A good crew agent bridges the gap between captains and crew by knowing well the needs of both.
The jump from marina dock to superyacht work can be wide. New yacht crew fall short on contacts, while veterans are often challenged to find the perfect fit. Yacht crew agents can bridge these gaps. To learn more about crew agents, Triton reached out to Corly Quirk, owner and operator of Superyacht Crew Placement.
What do crew agents do?
“I consider myself a matchmaker,” Quirk said. “It’s like putting friends together; you know who is going to work well together.”
When she meets crew searching for a job, or a crew member with a position available, she uses CVs and interviews to learn about previous work, life experiences, family history, and where they’ve been, where they’d like to go. And she clarifies specific needs and goals.

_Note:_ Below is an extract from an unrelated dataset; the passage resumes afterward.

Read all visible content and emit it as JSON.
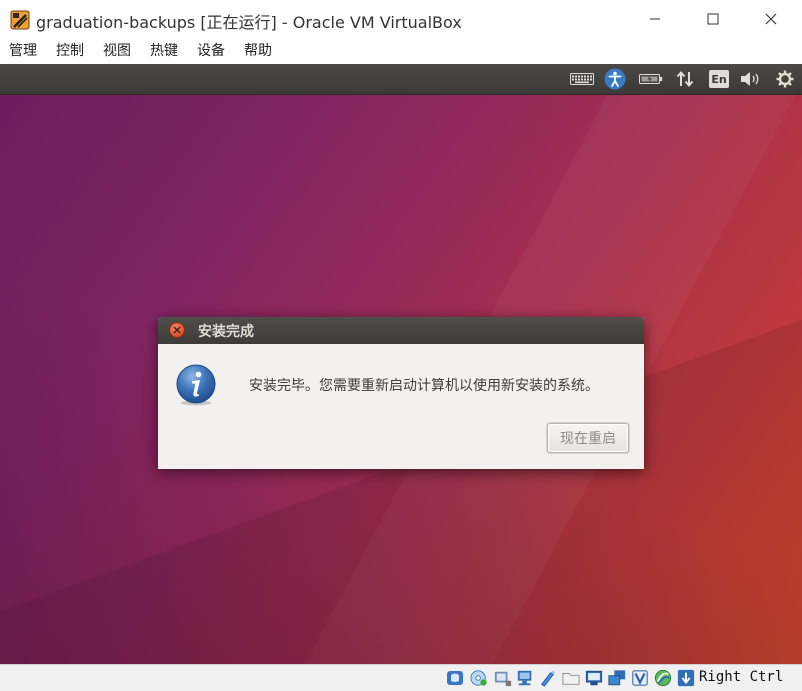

“I feel like I’m matching personalities, not just qualifications and job positions,” Quirk said.
A good agent isolates requirements for both sides of the employee and employer equation. For example, Quirk said, she may have a capable crew member, but one who needs encouragement and support.
“Maybe it is a stew that needs a bit more care, that needs to be put with a chief stew who will take her under her wing,” she said. “Each personality is different, and I use what I know about them. When I really get to know crew on a personal level, that’s when I can put a killer team together.”
She also checks into previous employment.
“Reference checking is so, so, so important,” Quirk said. “But, I am aware there are three sides to a story. Just because someone is fired, it can be OK with me. They could’ve just had a personality conflict. Therefore, they get another shot.”
When a captain contacts me for crew, and explains the skills, certifications, and job specifics for the opening, Quirk searches her database and interview notes to match the top candidates.
“Sometimes captains say, ‘Why did you only give me three CVs? I want more,’ ” Quirk said. “I say, ‘Because I am doing my job. These will work for you. They are a perfect fit for your program.’ ” Quirk said she does not push CVs for a paycheck as she wants both sides to be happy.
She maintains relationships with the thousands of crew in her database and can connect a crew member with a yacht often before there is a public vacancy.
“I will only promote crew that I have met in person or by video. I’ll connect with vetted crew even before I post a job. I know exactly who is a good fit; I spend the time to get to know the captains, program and crew,” she said.
Commit to long-term
For best results, you need to commit to a long-term position. “Those do go to the top of the pile,” Quirk said of crew CVs with longevity. Sometimes departures are due to a sale of the yacht or an unsafe situation with the boat, and that’s understandable. But moving around a lot is a red flag, she said.
Work with lots of agents
“Crew should absolutely form relationships with multiple agents,” Quirk said. “Go with all of the crew agents, then stick with the ones you connect with. The service doesn’t cost anything for the crew.”
Keep in touch
If you form a bond with an agent, then keep in touch, Quirk advised. Let them know what you are doing, when you expect to leave a yacht, your latest certificate or license, and your newest skills. “It helps to get a note like, ‘I will be available next month,'” she said.
Add keywords to CVs
Agents use a large database and keyword searches, Quirk said. Yacht crew licensing is important, but extra skills and hobbies, such as diving, are vital. “Captains will ask for specifics, and if they are not listed in your skills or hobbies, you might not come up in a key search.”
Click here for more information on mastering your CV and here to learn about negotiating your pay. Read how Chief Officer Wesley Walton broke into the industry here and learn about RYA’s crash courses here.